Every state has its own set of laws when it comes to personal injury claims. Fault plays a huge part in many states, while, in others, fault is not an issue. If you reside in a state where no-fault insurance is the law of the land.
You will be required to go through your own carrier regardless of who caused the accident. What is no-fault insurance, and how does it affect your claim?
We have asked attorney, Alaina Sullivan, about what you should do. Here is what she had to say:
What Is No-Fault Insurance?
A dozen states, including Florida, Hawaii, Kansas, Kentucky, Massachusetts, Michigan, Minnesota, New Jersey, New York, North Dakota, Pennsylvania, and Utah, as well as the District of Columbia, have no-fault car insurance laws. Under no-fault insurance, you are legally required to file claims with your own car insurance carrier regardless of who causes the accident.
This includes medical bills, lost earnings and other damages. A no-fault insurance claim is also called a Personal Injury Protection claim (PIP claim). Your insurer will compensate you for your medical bills and will reimburse you for lost earnings up to either the amount of your claim or your state’s limit, whichever figure is lower.
What Is Covered by No-Fault Insurance?
A no-fault insurance claim or PIP will cover your medical bills, as well as your passengers’ medical bills. Other expenses, such as lost income, household services, or childcare costs as a result of the injury will be covered, as well, so long as your injuries are preventing you from returning to your job or from performing job duties or tasks for a set period of time.
What Is Not Covered by No-Fault Insurance?
If you only have no-fault insurance and not additional collision coverage, you may be on your own to repair property damage to your car. Collision is not automatic overage per state minimum standards and needs to be paid for separately.
If you have caused damage to someone else’s property, your no-fault insurance coverage will not pay for these costs. Lastly, any medical expenses that are in excess of the state limit will need to be paid for out-of-pocket.
Can I Seek Pain and Suffering?
However, certain damages are not permitted to be sought under no-fault insurance. In most no-fault states, you are not allowed to make a claim for pain and suffering damages against the other driver unless your medical bills are over a specific amount or your injuries are deemed “sufficiently serious.”
This limit was set as a way to keep out smaller claims and only allowing the strong claims to be made. If you have pain and suffering damages, you can pursue this claim by a third-party personal injury law suit against the other driver.
Of course, every state is different. For instance, in Florida, no-fault coverage means you are required to have Personal Injury Protection (PIP). If you were not at fault, you would still file a claim for your own personal injury protection against the at-fault party’s Bodily Injury Liability.
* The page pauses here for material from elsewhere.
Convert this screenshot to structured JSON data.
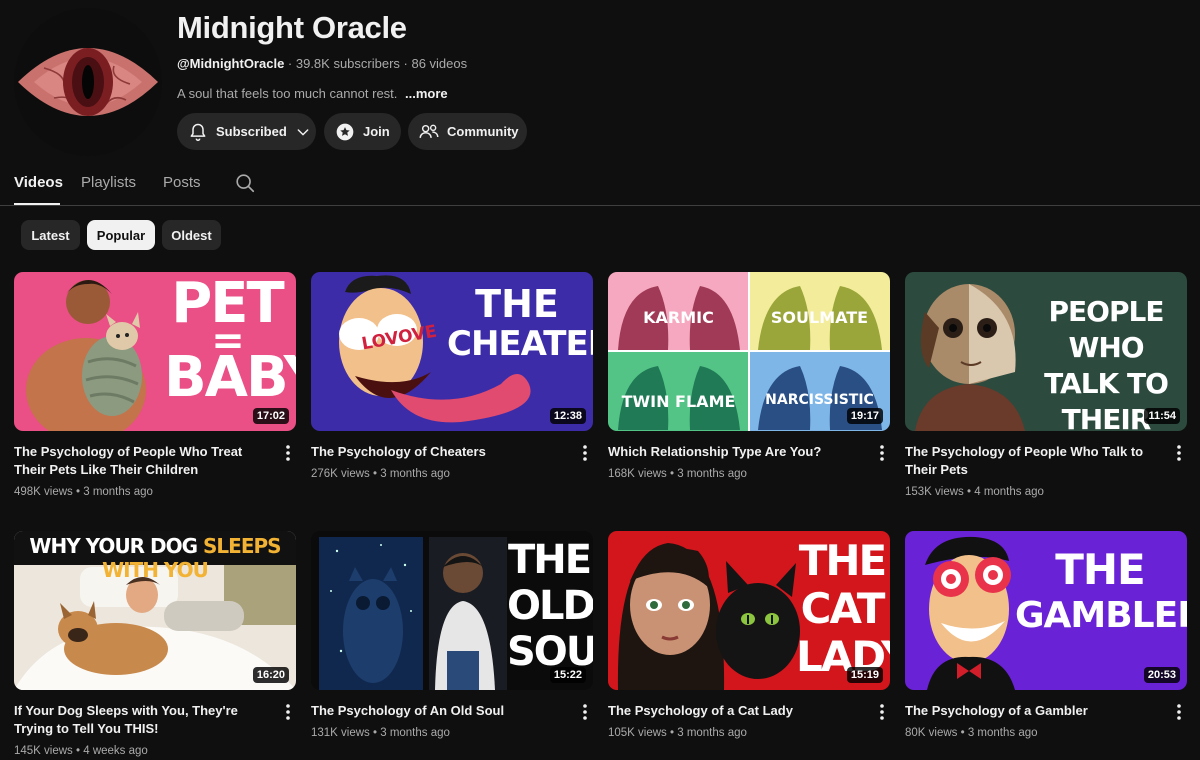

However, in Pennsylvania, New Jersey and Kentucky, drivers can choose between fault and no-fault coverage. On the opposite end of the spectrum, Michigan has rather strict no-fault policies.
Under Michigan law, coverage includes three parts: Personal Injury Protection (PIP), Property Protection (PPI), and Residual Bodily Injury and Property Damage Liability (BI/PD). PPI will pay for up to $1 million in damages you cause to other people’s property, but this coverage does not include other cars, unless they were legally parked at the time you hit them.
Basic no-fault coverage in Michigan does not cover repairs or replacement for your car if it is damaged. This coverage requires you to purchase collision and comprehensive policies for your own physical damage coverage.
Other states have no-fault coverage as a way to limit personal injury law suits by issuing restricts on personal injury claims that can be made, such as the pain and suffering damages mentioned above. This limit does not mean that the party cannot pursue it personally, but it does make it harder.
Contact an Attorney Today
If you have been involved in a car accident and you live in a state where no-fault insurance laws are involved, it is always recommended you contact an attorney today to discuss your case if you do not currently have a lawyer or have any questions.
A licensed personal injury attorney will be able to evaluate your case and determine if you have a claim against the other party’s insurance company. To receive the compensation for your medical bills, property damages, and pain and suffering, you should speak with a personal injury attorney in your area today.